“Multiple individuals may constructively possess a particular item simultaneously”

The fact Ms. Sweet was the driver and was convicted of possession of the narcotics found in the vehicle did not prohibit the jury from finding Mr. Schneider also constructively possessed the same items. Possession may be individual or joint. State v. Davis, 2022-Ohio-577. Multiple individuals may constructively possess a particular item simultaneously.

Mr. Schneider exercised Dominion and Control Over the Narcotics

We find the jury could reasonably infer from the evidence presented at trial Mr. Schneider exercised dominion and control over the drugs and drug paraphernalia found in the vehicle.

Appel is Denied

Mr. Schneider’s sole assignment of error is overruled.

The judgment of the Knox County Court of Common Pleas is affirmed.

Information for this article was obtained from State v. Schneider, 2023 – Ohio – 3572.

State v. Schneider, 2023 – Ohio – 3572 was issued by the Fifth District Appellate Court on October 3, 2023 and is binding in the following Ohio Counties: Ashland, Coshocton, Delaware, Fairfield, Guernsey, Holmes, Knox, Licking, Morgan, Morrow, Muskingum, Perry, Richland, Stark and Tuscarawas.

Lessons Learned:

  1. Established Case law Wyoming v. Houghton, 525 U.S. 295 (1999) – On Sunday July 23, 1995 Wyoming Trooper Robert Baldwin stopped Mr. David Young for speeding and a burned-out brake light.
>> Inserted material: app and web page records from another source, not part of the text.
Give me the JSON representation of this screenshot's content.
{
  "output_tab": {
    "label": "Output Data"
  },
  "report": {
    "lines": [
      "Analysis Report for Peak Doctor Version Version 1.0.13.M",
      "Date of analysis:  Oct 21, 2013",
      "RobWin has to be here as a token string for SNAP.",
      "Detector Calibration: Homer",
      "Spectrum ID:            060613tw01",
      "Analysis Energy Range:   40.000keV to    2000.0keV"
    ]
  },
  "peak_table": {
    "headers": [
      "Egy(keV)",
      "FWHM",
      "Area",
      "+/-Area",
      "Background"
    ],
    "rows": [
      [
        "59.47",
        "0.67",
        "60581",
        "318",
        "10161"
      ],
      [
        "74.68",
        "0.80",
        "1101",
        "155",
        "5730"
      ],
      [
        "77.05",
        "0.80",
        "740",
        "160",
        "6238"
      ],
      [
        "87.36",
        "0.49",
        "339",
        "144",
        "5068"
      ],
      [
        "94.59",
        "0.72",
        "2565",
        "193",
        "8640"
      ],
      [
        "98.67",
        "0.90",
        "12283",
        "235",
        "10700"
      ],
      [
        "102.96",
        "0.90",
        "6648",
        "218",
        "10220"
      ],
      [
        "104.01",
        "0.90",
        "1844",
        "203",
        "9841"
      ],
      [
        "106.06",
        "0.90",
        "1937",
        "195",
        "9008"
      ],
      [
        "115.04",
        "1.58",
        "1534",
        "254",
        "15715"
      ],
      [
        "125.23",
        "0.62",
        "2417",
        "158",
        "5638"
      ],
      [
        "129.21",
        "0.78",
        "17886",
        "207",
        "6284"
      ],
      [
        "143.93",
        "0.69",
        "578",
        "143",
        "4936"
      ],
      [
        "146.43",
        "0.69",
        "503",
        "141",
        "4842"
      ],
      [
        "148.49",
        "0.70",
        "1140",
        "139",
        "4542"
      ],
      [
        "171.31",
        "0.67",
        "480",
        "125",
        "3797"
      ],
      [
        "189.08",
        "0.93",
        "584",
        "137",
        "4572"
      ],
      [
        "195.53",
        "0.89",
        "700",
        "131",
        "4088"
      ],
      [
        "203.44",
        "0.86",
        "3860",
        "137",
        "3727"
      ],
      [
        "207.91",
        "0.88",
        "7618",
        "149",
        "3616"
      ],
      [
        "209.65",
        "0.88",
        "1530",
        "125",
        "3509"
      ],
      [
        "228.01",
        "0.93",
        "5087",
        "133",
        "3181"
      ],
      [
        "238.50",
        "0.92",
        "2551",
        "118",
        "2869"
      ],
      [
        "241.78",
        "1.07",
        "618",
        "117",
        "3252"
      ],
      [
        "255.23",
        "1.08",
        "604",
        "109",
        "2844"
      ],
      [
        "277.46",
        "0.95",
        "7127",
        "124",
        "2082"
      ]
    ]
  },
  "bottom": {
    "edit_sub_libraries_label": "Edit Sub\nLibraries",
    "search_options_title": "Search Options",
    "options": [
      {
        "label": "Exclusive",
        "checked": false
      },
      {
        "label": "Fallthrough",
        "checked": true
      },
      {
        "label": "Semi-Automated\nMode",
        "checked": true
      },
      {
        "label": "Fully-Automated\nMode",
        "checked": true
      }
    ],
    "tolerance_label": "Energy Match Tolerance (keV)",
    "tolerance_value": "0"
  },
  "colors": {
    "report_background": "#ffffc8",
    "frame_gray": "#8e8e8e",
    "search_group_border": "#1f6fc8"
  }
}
Upon first approach he observed Mr. Young possessed a hypodermic needle in his shirt pocket.  Young admitted he used the needle to take drugs.  There were two female passengers in the car and one was Ms. Sandra Houghton.  Based on the needle Tr. Baldwin searched the vehicle and discovered a purse with Ms. Houghton’s driver’s license.    A search of the purse revealed narcotics and drug paraphernalia.  Ms. Houghton denied knowing anything about the narcotics in her purse. Ms. Houghton was convicted and appealed her case to the U.S. Supreme Court that on Monday April 5, 1999 upheld her conviction “We hold that police officers with probable cause to search a car may inspect passengers’ belongings found in the car that are capable of concealing the object of the search.”.  Wyoming v. Houghton, 525 U.S. 295 (1999)  For more information on the Houghton case see: “Not my Bag!” Defense Fails AND Expands the Motor Vehicle Exception
  2. Eerily Similar – The facts of traffic stop on July 23, 1995 in Wyoming are eerily similar to the traffic stop conducted by Knox County Sheriff’s Sergeant David Devolld on March 27, 2021. Additionally, Ms. Sweet’s possession of a hypodermic needle is eerily similar to Mr. Young’s possession of his hypodermic needle … AND(!) … Ms. Houghton’s claim that she was unaware of narcotics in her purse is eerily similar to Mr. Brian Schneider’s denial of his narcotics in his pink igloo lunch box.  Devolld’s search of Mr. Schneider’s pink igloo lunch box was based on the probable cause established by Ms. Sweet’s possession of a hypodermic needle.  The scope of the vehicle’s interior is limited by the object of the search.  In this case the object of the search was for narcotic which is why opening a pink igloo lunch box was objectively reasonable.
  3. Pre-Sent Arms! Knox County Sheriff’s Sergeant David Devolld, Deputy Masen Gilbert, Detective Terry Wolfe and officers from the Mount Vernon Police Department should all be highly commended for their legal prowess in apply the Houghton case to the investigation of Mr. Brian Schneider. Well done!

Does your agency train on probable cause searches?

Don’t fail your training.

Don’t let your training fail you!

Be safe, smart and Objectively Reasonable!

Robert H. Meader Esq.